It’s nearly September, and a fresh batch of undergraduates are entering college — some with dreams of becoming journalists. While there are signs of life in the hiring prospects for new journalists, student journalists still need to do everything they can to make themselves stand out from the pack.
A friend who’s starting college soon asked me for some advice along those lines, and I decided to turn my responses into a blog post.
Many of the young journalists with bright futures I’ve met in the past year have already had a hand in experimenting with building unique, innovative journalism products.
Take business courses to get a feel for that side of the industry. Look for openings in your local market and find ways to fill them with student resources — perhaps by innovating at a campus media outlet or by building something as a class project.
Learn to Code
Print is dying, web is thriving.
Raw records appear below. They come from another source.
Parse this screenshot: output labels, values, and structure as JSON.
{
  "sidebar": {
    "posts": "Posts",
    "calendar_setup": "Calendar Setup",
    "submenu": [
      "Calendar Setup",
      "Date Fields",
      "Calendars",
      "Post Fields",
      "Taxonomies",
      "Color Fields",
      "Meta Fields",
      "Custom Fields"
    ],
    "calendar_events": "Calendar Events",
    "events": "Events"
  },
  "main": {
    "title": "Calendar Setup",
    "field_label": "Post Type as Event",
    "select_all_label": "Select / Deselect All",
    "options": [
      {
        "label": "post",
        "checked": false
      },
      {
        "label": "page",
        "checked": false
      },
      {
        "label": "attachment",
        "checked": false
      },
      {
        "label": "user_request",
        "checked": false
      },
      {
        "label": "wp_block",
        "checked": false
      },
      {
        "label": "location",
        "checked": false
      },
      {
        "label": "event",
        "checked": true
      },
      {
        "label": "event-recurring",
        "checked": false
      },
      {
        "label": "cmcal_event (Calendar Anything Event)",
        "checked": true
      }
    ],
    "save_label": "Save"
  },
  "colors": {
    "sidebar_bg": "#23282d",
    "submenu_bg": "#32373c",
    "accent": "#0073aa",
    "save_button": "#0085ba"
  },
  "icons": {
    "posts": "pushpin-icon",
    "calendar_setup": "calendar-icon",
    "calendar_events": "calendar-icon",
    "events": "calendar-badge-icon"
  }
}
Taking some computer science courses and learning to code can help land you a job when you’ve got your degree in-hand.
Extracurriculars and Internships
I learned by far the most valuable lessons of my undergraduate career working for the campus radio station and newspaper and interning in Rochester.
Journalism classes are great and provide excellent fundamentals, but don’t expect to be able to jump into a newsroom after graduation without hands-on experience: it’ll help improve your work and build your portfolio, employers expect it on your resume and it’ll help you build lists of contacts, sources and references.
You Don’t Have to Major in Journalism
You should take Journalism 101 and courses relevant to the kind of journalism you think you might like to do, but you don’t have to major in journalism to become a great journalist (dual majors are also a great option).
My degree, for example, is in International Relations, a multidisciplinary field that gave me a wide intellectual background I apply to my work every day.
This rule ties in with the one on Extracurriculars – many things thought in a journalism class can be learned in an internship or on the job.
If you’re not learning how to use social media platforms to break news and curate content for an audience, you’re missing a valuable and free lesson. Social media is learned by doing: get started right away, dive into a platform on which you feel comfortable, learn from the best people already there then figure out how to do it even better.
Consume and Talk About Journalism all the Time
Read, watch, take in journalism in all its myriad forms, and more importantly think about what you’re consuming: how did this author create this piece? What sources did the author use? How might I have done this differently from another angle? What’s missing? These critiques will help you learn in a sort of reverse-engineering process.
On the same lines, everyone around you who also want to become a journalist are in one sense your competition, but in another sense your allies: Sharing ideas about journalism and otherwise building friendships with them is a great idea. Those friendships will help keep your mind sharp and will prove invaluable down the road as people who used to be your classmates become successful journalists themselves.
Have any advice I’m missing for a young soon-to-be-Journalist? Share them in the comments below or tweet them to me at @AlexJamesFitz.